[Start of section]

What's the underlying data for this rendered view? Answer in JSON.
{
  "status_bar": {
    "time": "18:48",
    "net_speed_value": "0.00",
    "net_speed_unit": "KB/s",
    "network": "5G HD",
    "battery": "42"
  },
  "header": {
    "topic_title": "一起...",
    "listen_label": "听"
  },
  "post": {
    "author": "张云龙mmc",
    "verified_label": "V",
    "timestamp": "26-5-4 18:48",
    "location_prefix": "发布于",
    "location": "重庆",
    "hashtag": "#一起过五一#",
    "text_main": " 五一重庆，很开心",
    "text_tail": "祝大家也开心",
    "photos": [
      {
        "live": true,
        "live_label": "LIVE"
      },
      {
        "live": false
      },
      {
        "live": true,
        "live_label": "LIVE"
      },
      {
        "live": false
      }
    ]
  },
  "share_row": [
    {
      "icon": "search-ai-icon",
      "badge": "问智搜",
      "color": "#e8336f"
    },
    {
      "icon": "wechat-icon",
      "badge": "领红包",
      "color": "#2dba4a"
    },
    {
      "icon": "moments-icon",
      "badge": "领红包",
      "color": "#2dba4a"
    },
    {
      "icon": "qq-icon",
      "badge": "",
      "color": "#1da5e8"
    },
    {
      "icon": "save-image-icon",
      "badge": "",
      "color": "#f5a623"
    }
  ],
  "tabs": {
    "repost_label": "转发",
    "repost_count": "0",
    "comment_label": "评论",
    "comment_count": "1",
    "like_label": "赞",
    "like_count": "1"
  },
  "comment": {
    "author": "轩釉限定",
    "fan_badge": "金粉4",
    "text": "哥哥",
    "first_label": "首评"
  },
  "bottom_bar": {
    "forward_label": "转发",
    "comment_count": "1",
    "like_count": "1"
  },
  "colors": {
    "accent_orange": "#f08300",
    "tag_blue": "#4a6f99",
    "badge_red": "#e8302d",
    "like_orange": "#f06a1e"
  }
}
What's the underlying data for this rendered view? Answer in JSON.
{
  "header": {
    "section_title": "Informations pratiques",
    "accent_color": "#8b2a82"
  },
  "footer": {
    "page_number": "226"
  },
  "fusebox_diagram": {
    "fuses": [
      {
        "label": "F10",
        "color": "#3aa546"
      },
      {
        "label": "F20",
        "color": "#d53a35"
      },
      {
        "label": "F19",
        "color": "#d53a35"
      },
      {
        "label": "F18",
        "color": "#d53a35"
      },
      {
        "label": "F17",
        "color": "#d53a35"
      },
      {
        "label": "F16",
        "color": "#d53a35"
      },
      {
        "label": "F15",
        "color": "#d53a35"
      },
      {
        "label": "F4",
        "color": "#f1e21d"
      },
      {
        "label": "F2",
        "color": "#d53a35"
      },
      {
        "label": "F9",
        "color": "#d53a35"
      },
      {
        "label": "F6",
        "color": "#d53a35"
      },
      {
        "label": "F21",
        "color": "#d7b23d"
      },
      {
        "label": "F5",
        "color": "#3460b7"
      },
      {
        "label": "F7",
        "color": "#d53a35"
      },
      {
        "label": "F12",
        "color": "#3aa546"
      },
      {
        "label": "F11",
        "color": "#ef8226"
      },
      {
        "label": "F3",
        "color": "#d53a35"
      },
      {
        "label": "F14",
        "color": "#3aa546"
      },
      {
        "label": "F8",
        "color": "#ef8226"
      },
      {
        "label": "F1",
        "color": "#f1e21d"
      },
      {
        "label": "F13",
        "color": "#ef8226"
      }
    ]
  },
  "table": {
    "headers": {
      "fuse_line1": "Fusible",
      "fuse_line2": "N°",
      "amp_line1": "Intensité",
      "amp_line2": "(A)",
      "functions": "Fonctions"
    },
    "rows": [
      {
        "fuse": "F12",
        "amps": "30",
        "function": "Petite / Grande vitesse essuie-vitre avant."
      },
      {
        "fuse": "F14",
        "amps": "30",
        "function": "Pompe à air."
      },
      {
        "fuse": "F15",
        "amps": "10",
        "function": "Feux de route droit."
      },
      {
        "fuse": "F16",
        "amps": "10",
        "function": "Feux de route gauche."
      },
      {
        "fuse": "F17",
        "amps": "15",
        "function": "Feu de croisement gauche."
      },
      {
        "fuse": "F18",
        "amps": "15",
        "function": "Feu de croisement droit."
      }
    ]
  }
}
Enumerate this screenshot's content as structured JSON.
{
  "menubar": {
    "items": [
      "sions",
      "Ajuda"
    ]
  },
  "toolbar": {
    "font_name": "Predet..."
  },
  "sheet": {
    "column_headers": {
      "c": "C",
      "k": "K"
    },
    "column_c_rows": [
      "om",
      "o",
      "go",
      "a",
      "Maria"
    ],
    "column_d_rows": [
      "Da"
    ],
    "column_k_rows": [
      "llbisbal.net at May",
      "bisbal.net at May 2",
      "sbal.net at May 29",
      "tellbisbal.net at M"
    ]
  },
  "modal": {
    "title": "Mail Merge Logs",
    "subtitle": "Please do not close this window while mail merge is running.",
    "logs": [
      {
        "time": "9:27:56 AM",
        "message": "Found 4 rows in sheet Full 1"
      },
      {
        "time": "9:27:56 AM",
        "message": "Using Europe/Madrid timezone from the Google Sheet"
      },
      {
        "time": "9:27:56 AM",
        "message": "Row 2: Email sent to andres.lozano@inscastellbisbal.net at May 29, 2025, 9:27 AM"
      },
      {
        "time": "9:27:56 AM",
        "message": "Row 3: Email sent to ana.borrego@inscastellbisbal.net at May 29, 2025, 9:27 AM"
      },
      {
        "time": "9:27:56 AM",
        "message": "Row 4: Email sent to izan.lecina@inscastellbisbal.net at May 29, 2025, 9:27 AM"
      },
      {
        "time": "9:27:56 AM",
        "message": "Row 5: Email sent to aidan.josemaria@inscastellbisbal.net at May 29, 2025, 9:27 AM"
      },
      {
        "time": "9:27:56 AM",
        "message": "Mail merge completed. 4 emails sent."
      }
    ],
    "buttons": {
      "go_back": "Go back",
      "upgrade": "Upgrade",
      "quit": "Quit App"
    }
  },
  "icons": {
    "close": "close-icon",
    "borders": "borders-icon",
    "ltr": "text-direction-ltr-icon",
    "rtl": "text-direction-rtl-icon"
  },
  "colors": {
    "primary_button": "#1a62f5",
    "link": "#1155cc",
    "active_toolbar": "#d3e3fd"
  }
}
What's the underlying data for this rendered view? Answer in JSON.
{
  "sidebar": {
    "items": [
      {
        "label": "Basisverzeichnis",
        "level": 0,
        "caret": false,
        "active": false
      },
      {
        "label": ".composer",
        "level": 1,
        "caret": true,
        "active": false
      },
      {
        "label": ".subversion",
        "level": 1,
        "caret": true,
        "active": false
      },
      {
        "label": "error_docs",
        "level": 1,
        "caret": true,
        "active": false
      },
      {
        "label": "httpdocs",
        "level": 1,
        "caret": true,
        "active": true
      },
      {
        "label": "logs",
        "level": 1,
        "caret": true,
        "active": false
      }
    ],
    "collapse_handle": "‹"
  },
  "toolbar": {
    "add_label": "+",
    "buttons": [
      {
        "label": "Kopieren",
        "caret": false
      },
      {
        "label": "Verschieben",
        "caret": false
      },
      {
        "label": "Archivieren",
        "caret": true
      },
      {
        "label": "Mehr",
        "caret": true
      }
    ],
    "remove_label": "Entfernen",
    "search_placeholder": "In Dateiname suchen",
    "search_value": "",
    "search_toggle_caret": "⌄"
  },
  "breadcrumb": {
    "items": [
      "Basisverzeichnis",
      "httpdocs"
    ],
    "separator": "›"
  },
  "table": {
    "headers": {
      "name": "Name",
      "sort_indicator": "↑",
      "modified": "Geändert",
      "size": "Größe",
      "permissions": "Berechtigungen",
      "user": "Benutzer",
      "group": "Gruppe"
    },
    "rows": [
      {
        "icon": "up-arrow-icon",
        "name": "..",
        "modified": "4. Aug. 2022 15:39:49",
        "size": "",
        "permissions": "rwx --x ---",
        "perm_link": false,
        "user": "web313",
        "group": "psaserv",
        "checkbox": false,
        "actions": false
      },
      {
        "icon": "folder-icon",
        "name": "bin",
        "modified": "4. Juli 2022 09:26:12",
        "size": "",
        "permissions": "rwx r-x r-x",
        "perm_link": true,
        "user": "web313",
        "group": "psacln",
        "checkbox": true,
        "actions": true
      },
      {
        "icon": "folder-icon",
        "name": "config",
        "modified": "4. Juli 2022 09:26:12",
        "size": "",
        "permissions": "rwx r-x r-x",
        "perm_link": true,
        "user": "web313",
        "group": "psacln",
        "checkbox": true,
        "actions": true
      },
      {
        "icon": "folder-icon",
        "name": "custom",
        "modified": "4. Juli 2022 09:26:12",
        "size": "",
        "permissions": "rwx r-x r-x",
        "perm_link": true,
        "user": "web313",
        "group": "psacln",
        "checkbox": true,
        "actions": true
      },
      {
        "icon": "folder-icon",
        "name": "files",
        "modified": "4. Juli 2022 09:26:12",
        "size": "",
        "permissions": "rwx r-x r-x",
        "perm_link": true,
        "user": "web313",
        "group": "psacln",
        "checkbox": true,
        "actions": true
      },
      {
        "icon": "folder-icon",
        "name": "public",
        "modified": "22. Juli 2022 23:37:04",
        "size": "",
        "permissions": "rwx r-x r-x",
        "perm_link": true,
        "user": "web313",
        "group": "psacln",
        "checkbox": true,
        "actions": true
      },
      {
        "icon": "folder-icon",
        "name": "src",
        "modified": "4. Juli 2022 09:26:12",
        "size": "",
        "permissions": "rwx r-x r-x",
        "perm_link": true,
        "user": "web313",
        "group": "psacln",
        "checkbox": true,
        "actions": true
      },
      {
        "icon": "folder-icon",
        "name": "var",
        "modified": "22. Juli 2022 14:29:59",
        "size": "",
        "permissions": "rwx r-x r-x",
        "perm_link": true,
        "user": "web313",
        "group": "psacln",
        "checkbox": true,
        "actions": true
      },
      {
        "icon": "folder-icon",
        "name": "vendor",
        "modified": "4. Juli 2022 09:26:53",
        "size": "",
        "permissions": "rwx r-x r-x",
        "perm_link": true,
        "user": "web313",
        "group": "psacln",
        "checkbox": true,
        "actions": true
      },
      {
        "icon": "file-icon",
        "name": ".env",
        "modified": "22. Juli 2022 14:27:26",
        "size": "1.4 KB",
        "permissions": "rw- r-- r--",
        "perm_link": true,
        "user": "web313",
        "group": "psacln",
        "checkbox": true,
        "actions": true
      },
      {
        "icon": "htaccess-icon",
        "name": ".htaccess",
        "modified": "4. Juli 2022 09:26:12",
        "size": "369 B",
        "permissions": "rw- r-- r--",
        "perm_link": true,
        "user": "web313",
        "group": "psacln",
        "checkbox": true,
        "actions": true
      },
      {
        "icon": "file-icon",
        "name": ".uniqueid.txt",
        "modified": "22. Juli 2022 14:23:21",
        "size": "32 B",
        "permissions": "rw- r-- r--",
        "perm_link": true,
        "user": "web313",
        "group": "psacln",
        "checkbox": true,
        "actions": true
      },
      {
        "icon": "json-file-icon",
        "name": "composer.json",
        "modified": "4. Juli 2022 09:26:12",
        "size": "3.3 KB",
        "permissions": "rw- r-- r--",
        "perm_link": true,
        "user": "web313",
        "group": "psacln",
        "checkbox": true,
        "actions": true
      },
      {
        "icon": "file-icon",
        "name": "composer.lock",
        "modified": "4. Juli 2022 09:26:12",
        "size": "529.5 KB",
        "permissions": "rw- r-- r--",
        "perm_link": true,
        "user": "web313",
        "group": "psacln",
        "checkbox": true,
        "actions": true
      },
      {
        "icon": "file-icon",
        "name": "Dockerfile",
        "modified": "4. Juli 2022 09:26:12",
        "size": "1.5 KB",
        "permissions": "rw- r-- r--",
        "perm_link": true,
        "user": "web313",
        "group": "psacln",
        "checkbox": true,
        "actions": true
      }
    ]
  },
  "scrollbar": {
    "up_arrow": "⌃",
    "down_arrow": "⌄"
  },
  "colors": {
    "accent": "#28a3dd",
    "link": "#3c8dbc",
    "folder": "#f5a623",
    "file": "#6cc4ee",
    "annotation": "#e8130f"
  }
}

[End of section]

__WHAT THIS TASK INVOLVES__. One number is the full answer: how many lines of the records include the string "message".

__REPLY__. 7